● **YOUR GOAL**
Your answer should consist of every line from the records that holds the string "title".

DATA EXTRACT START

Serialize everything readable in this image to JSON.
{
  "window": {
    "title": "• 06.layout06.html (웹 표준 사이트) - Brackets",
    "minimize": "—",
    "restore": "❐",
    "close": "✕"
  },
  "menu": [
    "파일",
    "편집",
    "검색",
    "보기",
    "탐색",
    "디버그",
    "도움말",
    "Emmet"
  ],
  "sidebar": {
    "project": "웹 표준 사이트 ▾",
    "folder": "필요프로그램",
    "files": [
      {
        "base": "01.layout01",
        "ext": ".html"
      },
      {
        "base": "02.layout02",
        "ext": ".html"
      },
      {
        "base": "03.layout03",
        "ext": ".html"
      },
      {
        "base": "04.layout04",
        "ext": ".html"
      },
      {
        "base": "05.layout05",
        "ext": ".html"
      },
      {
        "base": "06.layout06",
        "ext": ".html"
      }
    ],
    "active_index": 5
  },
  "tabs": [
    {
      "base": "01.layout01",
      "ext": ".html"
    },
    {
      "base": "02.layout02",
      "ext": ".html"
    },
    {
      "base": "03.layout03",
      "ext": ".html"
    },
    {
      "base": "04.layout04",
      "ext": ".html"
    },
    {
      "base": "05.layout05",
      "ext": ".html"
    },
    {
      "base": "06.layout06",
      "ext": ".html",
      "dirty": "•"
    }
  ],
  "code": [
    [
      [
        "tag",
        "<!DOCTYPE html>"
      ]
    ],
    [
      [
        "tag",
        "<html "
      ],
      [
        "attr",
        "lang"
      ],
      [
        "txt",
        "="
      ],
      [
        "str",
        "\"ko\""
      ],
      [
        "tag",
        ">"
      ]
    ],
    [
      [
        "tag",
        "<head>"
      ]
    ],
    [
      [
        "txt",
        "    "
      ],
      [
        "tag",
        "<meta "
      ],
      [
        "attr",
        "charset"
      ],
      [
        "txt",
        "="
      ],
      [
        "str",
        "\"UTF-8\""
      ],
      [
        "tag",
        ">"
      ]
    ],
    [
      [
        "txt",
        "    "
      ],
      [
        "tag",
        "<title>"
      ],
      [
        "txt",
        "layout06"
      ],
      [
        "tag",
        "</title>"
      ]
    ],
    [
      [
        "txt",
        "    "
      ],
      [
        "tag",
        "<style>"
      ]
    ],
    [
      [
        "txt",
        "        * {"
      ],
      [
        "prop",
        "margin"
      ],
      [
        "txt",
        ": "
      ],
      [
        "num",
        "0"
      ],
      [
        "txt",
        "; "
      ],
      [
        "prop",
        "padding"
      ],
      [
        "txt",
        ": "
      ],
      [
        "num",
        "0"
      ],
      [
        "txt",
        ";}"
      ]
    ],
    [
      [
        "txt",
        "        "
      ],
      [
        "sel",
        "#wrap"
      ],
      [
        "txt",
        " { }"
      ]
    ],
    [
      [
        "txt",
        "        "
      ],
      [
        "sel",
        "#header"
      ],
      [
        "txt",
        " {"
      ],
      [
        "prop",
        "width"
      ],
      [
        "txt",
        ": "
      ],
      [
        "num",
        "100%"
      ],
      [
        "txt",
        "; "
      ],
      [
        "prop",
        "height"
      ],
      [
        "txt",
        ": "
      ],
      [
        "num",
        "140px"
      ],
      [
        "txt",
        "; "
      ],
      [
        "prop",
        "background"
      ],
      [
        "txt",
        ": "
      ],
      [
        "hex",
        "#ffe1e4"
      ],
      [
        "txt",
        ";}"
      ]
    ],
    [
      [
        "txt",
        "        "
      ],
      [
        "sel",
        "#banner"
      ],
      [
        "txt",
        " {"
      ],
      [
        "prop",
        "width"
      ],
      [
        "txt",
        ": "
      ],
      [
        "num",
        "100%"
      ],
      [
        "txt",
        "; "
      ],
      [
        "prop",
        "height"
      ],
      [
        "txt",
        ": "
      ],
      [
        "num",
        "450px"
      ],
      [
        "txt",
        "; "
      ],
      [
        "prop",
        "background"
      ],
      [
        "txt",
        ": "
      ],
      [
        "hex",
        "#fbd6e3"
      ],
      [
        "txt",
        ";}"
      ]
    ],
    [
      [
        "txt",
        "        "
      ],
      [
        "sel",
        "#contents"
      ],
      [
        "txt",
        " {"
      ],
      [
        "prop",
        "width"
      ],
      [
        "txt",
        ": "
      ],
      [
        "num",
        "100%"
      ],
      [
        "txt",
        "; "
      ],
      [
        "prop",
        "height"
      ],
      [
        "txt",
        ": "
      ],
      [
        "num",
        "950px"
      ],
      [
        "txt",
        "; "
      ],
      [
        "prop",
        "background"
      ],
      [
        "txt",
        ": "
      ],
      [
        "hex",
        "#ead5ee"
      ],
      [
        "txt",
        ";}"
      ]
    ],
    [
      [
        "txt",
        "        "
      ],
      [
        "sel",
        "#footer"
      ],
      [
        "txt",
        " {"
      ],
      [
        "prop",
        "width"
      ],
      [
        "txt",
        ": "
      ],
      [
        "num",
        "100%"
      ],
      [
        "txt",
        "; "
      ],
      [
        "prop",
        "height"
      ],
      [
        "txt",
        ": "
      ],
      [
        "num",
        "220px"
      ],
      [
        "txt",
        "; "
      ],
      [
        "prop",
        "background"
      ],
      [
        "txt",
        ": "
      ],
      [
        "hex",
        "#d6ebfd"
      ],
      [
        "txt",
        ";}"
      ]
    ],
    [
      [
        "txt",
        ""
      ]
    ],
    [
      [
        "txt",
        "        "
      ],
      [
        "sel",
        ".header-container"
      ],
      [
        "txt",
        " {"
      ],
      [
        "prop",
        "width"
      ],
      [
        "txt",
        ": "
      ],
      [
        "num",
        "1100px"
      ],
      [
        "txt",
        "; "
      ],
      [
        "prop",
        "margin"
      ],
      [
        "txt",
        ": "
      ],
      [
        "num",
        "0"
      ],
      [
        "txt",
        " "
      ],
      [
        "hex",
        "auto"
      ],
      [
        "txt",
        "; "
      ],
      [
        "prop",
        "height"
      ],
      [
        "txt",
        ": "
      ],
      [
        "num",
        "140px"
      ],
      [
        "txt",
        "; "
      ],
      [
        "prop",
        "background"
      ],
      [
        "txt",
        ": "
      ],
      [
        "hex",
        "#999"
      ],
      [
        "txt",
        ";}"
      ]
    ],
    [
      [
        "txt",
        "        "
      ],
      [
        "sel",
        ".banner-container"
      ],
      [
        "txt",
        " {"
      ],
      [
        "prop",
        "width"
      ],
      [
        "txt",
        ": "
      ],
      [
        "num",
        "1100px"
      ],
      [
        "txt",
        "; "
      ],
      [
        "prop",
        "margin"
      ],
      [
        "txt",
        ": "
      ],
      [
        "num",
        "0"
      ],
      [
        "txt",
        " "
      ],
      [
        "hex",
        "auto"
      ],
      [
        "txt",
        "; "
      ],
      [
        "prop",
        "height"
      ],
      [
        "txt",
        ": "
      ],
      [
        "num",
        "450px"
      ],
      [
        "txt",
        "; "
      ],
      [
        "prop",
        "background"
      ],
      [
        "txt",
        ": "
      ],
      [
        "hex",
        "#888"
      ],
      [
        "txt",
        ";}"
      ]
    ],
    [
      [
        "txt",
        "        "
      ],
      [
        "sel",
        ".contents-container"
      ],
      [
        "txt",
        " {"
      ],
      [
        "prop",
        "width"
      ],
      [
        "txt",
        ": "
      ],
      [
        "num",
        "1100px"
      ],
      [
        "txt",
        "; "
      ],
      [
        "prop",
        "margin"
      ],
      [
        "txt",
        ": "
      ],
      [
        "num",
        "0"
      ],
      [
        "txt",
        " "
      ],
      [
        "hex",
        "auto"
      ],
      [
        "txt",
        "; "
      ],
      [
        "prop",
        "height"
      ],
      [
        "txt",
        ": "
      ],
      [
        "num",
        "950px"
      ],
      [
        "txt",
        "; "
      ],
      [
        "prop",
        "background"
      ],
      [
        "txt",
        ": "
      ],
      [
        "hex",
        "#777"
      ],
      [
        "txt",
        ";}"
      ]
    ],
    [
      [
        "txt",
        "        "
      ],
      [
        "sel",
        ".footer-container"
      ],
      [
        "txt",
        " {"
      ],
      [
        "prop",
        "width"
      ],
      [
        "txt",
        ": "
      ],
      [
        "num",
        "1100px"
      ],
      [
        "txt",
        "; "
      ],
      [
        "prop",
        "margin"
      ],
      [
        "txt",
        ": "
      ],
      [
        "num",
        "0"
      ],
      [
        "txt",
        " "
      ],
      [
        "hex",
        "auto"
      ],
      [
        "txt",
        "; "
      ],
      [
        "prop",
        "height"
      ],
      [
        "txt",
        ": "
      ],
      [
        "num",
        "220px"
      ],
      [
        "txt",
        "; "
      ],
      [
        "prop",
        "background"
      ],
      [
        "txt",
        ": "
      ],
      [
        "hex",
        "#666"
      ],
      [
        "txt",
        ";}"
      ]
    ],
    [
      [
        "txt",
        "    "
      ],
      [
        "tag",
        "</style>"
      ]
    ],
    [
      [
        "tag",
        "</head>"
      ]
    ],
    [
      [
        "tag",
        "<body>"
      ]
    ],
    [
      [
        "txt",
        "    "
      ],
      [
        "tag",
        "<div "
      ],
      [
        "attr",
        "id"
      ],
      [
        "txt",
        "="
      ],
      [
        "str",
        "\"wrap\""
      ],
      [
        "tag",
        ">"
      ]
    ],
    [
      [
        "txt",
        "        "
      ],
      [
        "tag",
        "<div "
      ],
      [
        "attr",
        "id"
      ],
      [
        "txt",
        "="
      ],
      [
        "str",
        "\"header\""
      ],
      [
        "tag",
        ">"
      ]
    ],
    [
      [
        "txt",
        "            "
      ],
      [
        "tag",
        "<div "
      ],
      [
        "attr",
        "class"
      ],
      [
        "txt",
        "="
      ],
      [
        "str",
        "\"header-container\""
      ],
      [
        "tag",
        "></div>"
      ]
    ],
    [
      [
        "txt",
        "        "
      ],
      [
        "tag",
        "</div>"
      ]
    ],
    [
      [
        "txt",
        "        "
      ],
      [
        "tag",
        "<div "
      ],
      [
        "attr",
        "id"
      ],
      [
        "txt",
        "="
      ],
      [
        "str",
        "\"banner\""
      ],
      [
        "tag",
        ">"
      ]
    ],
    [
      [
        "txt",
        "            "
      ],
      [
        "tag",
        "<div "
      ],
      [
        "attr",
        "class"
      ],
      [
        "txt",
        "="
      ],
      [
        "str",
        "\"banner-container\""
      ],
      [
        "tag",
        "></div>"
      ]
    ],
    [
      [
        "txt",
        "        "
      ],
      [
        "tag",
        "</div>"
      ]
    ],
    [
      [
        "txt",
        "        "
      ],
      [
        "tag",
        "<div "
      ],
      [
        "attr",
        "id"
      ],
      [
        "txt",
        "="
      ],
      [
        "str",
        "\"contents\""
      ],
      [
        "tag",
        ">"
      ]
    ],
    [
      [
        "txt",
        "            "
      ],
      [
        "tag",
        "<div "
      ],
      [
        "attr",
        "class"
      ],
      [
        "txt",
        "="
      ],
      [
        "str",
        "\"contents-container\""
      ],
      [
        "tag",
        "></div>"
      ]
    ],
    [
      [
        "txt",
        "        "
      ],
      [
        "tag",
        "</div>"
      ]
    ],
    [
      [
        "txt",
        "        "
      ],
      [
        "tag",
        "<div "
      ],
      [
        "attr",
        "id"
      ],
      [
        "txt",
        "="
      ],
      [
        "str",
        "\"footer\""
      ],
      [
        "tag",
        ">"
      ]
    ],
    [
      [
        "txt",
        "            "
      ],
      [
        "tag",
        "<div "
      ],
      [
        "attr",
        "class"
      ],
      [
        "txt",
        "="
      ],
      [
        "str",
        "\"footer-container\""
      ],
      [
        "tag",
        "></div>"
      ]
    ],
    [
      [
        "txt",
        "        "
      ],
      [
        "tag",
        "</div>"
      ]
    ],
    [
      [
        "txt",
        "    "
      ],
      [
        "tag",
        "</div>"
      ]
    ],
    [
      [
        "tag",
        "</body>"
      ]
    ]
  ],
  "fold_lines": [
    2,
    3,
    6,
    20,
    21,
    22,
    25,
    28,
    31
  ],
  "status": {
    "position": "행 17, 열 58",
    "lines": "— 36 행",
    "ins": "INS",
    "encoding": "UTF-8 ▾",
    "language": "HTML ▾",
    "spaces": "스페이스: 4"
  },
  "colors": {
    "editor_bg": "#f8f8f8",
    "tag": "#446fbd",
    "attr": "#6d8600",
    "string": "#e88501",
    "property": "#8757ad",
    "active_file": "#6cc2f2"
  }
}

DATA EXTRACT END

● **OUTPUT**
    "title": "• 06.layout06.html (웹 표준 사이트) - Brackets",
        "<title>"
        "</title>"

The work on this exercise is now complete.